Review by Library Journal Review
Patrick is dead, a victim of his own drunk driving. His mother, Nora, stoically delivers the bad news to Patrick's siblings and makes the arrangements for a traditional Irish wake and funeral. She also calls her sister, Theresa, a nun living in a convent in New Hampshire, and steels herself to reveal the family secret she has been hiding for 50 years. Then the story line jumps back to Nora's immigration with Theresa from Ireland to Boston in 1957. Nora is not sure she wants to continue with the plans that brought her to America, but the young and naïve Theresa is eager to start her new life. When Theresa discovers that she is pregnant, Nora devises a plan to save her reputation, with the consequences revealed in scenes that alternate between past and present. VERDICT Best-selling author Sullivan (Commencement) brings her characters to life, capturing the complexities and nuances of family, tradition, and kept secrets. For all fiction readers. [See Prepub Alert,1/4/17.]-Joanna Burkhardt, Univ. of Rhode Island Libs., Providence © Copyright 2017. Library Journals LLC, a wholly owned subsidiary of Media Source, Inc. No redistribution permitted.
(c) Copyright Library Journals LLC, a wholly owned subsidiary of Media Source, Inc. No redistribution permitted.
Review by Kirkus Book Review

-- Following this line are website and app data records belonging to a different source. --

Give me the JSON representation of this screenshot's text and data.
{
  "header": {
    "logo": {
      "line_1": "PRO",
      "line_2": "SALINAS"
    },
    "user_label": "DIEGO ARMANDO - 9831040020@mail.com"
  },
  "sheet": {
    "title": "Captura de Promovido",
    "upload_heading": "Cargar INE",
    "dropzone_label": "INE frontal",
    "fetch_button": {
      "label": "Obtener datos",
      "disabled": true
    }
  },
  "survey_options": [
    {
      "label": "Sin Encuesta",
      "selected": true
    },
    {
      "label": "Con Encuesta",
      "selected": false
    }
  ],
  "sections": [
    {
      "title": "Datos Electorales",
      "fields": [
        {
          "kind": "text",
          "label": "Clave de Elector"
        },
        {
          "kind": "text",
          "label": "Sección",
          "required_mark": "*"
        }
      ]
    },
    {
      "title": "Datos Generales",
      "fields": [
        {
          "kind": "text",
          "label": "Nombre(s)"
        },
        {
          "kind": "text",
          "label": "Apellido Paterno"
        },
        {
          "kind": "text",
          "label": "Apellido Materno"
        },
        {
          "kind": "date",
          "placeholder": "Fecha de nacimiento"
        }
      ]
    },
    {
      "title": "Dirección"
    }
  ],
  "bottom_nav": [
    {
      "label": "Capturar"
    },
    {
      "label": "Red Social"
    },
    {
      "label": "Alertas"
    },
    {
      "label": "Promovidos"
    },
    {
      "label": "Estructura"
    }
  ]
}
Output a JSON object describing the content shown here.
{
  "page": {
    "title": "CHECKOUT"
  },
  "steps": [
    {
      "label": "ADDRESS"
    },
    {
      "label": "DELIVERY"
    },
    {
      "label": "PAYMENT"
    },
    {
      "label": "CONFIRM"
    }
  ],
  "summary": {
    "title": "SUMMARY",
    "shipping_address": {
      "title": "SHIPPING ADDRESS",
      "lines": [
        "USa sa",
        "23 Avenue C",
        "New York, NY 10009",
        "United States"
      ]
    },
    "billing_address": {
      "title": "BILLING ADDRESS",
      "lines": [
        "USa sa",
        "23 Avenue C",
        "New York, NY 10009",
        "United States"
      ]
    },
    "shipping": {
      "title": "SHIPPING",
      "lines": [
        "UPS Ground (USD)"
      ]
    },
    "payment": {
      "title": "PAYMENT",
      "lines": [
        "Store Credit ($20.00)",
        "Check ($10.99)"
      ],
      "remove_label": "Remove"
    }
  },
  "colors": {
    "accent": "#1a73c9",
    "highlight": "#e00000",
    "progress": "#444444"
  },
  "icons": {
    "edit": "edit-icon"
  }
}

Of Catholic guilt, silences, and secrets: an expertly spun family drama, a genre Sullivan (The Engagements, 2013, etc.) has staked out as her own.Theresa and Nora, Irish sisters, have long since parted company, the break an event that neither has spoken of for half a century. Now, as Sullivan's latest opens, Nora's son Patrick has died, and as the family comes together to see him off, long-hidden secrets are unveiled. A whole constellation of them swirls around Theresa, explained away as "nothing more to Patrick than a distant aunt." But how to explain the truth? How to make up for all the choppy water that has passed between the two sisters, separated by an unbridged Atlantic? How to forgive one another? Sullivan lets some of the critical details out early: Patrick was a drinker, and he died in a drunken car wreck. Theresa was a religious whiz kid, more Catholic than the pope; quizzed by the bishop, she reels off doctrine to the letter, prompting the cleric to say to her father, "You've got a very bright child there. Are all your others as sharp as that?" The answer, "Heavens no. We don't know where she came from," speaks volumes about the story that will follow, though for all her knowledge, no one really expects Theresa to wind up in the nunnery, torn up by the more or less ordinary events of adolescence and given to saying "a string of novenas for forgiveness" for her perfectly excusable transgressionsexcusable now, of course, but not then, and not in the Ireland of the girls' youth. Sullivan is a master at making a sideways glance or a revealed detail add to a larger picture that she takes her time in building, one that might just as easily bear as its title a wise remark in passing: "Loving and knowing weren't the same."Sullivan often approaches melodrama, but she steers clear of the sentimentality that might easily have crept into this tale of regret and nostalgia. Copyright Kirkus Reviews, used with permission.
Copyright (c) Kirkus Reviews, used with permission.